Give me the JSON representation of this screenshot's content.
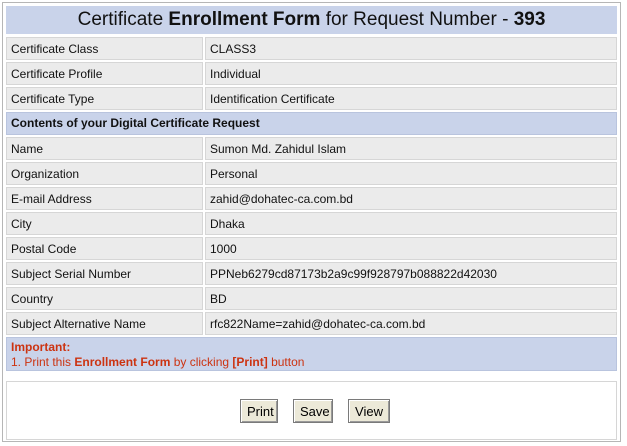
{
  "title": {
    "prefix": "Certificate ",
    "bold_word": "Enrollment Form",
    "middle": " for Request Number - ",
    "request_number": "393"
  },
  "certificate_info": [
    {
      "label": "Certificate Class",
      "value": "CLASS3"
    },
    {
      "label": "Certificate Profile",
      "value": "Individual"
    },
    {
      "label": "Certificate Type",
      "value": "Identification Certificate"
    }
  ],
  "section_heading": "Contents of your Digital Certificate Request",
  "request_fields": [
    {
      "label": "Name",
      "value": "Sumon Md. Zahidul Islam"
    },
    {
      "label": "Organization",
      "value": "Personal"
    },
    {
      "label": "E-mail Address",
      "value": "zahid@dohatec-ca.com.bd"
    },
    {
      "label": "City",
      "value": "Dhaka"
    },
    {
      "label": "Postal Code",
      "value": "1000"
    },
    {
      "label": "Subject Serial Number",
      "value": "PPNeb6279cd87173b2a9c99f928797b088822d42030"
    },
    {
      "label": "Country",
      "value": "BD"
    },
    {
      "label": "Subject Alternative Name",
      "value": "rfc822Name=zahid@dohatec-ca.com.bd"
    }
  ],
  "important": {
    "title": "Important:",
    "line_start": "1. Print this ",
    "line_bold1": "Enrollment Form",
    "line_mid": " by clicking ",
    "line_bold2": "[Print]",
    "line_end": " button"
  },
  "buttons": {
    "print": "Print",
    "save": "Save",
    "view": "View"
  },
  "colors": {
    "header_bg": "#c9d3ea",
    "row_bg": "#ebebeb",
    "important_text": "#cc3311"
  }
}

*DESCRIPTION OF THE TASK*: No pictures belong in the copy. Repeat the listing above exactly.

*EXERCISE OUTPUT*:
Give me the JSON representation of this screenshot's content.
{
  "title": {
    "prefix": "Certificate ",
    "bold_word": "Enrollment Form",
    "middle": " for Request Number - ",
    "request_number": "393"
  },
  "certificate_info": [
    {
      "label": "Certificate Class",
      "value": "CLASS3"
    },
    {
      "label": "Certificate Profile",
      "value": "Individual"
    },
    {
      "label": "Certificate Type",
      "value": "Identification Certificate"
    }
  ],
  "section_heading": "Contents of your Digital Certificate Request",
  "request_fields": [
    {
      "label": "Name",
      "value": "Sumon Md. Zahidul Islam"
    },
    {
      "label": "Organization",
      "value": "Personal"
    },
    {
      "label": "E-mail Address",
      "value": "zahid@dohatec-ca.com.bd"
    },
    {
      "label": "City",
      "value": "Dhaka"
    },
    {
      "label": "Postal Code",
      "value": "1000"
    },
    {
      "label": "Subject Serial Number",
      "value": "PPNeb6279cd87173b2a9c99f928797b088822d42030"
    },
    {
      "label": "Country",
      "value": "BD"
    },
    {
      "label": "Subject Alternative Name",
      "value": "rfc822Name=zahid@dohatec-ca.com.bd"
    }
  ],
  "important": {
    "title": "Important:",
    "line_start": "1. Print this ",
    "line_bold1": "Enrollment Form",
    "line_mid": " by clicking ",
    "line_bold2": "[Print]",
    "line_end": " button"
  },
  "buttons": {
    "print": "Print",
    "save": "Save",
    "view": "View"
  },
  "colors": {
    "header_bg": "#c9d3ea",
    "row_bg": "#ebebeb",
    "important_text": "#cc3311"
  }
}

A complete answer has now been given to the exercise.